Work request
Would you please copy each line below that includes the string "this"?

#### Data under study

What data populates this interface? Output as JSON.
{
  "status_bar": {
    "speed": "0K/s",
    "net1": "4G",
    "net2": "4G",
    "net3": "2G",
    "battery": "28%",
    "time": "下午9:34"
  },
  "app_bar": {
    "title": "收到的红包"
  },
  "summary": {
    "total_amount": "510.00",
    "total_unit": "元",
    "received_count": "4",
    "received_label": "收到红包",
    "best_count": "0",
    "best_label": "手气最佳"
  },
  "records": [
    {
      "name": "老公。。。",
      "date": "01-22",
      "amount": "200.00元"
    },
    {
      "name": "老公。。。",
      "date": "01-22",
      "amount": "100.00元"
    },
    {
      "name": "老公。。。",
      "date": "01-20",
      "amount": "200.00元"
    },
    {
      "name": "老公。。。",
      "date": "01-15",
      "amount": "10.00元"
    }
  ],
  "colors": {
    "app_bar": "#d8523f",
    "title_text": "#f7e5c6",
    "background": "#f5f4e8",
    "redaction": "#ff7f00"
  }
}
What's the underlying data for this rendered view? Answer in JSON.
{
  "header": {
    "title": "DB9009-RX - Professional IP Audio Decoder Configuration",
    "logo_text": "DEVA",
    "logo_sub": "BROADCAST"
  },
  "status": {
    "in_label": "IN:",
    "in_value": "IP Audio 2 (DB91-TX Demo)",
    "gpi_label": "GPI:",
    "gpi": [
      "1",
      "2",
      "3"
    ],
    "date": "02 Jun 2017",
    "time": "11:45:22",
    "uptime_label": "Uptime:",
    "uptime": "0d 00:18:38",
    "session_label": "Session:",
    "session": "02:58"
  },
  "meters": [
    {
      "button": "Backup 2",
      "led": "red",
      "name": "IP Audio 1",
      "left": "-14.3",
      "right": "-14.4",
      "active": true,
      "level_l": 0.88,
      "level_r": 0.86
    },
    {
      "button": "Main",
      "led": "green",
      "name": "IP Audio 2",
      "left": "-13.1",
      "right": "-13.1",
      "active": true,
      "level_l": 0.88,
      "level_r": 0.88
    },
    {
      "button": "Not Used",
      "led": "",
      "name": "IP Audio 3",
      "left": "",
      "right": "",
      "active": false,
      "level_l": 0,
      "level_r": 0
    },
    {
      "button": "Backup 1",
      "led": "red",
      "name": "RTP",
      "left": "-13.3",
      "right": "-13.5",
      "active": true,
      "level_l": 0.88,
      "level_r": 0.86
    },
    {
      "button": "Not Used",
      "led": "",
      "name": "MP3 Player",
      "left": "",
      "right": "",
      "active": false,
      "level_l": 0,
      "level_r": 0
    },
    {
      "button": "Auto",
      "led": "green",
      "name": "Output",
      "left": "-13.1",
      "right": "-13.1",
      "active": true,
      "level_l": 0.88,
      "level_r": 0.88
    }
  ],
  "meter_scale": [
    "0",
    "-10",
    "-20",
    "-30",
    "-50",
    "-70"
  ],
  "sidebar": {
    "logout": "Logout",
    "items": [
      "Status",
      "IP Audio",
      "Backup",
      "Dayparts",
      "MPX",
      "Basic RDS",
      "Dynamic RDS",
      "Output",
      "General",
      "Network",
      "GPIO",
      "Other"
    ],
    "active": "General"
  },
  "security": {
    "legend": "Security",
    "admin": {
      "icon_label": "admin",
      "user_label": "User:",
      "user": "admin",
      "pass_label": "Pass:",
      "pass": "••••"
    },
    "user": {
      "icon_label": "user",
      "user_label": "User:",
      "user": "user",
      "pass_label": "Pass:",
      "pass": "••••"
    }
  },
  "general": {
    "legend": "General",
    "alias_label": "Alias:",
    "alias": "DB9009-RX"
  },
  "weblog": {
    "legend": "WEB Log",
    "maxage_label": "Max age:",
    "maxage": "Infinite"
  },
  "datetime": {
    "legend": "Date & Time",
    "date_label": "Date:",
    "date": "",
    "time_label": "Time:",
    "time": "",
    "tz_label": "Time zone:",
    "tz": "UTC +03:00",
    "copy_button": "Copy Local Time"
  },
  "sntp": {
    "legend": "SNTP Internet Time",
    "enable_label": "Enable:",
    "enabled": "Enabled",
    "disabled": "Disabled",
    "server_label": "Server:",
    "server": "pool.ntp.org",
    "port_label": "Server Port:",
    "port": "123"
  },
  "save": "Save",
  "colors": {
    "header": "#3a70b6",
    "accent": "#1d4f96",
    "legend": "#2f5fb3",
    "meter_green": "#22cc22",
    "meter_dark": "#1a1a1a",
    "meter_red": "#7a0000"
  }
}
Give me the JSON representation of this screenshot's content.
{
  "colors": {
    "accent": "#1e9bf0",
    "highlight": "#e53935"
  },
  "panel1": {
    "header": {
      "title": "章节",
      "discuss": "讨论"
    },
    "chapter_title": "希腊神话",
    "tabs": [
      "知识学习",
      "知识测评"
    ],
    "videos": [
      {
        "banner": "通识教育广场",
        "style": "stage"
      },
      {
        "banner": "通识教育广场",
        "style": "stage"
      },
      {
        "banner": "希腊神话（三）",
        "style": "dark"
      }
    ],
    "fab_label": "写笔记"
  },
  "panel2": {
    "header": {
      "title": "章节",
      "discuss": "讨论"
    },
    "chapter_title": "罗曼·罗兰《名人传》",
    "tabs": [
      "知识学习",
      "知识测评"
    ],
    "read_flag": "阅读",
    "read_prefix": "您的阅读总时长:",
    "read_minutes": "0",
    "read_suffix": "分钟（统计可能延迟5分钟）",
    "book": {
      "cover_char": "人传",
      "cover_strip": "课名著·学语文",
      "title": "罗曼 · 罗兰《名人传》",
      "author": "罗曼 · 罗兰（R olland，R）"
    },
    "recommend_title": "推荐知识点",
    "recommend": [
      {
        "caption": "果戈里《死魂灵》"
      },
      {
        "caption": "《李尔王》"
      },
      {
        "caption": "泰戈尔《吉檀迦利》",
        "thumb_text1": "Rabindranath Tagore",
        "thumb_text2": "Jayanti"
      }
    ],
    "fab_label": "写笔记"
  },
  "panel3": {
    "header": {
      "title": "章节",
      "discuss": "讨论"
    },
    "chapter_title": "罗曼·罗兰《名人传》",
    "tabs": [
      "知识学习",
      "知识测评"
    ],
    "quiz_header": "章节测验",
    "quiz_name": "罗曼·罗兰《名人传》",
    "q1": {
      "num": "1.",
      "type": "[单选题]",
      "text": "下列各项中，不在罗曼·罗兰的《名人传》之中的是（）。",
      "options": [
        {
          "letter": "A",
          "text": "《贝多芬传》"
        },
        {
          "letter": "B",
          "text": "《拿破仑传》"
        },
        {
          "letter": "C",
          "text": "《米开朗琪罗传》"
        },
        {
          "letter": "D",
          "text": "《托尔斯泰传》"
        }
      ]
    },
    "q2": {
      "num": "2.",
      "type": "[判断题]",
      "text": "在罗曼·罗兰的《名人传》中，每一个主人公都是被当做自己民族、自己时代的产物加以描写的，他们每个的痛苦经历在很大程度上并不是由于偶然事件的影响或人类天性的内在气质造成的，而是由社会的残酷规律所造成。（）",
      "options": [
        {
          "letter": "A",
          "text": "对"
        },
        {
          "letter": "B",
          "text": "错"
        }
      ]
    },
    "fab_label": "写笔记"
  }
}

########

Finished task
What data populates this interface? Output as JSON.
What's the underlying data for this rendered view? Answer in JSON.
Give me the JSON representation of this screenshot's content.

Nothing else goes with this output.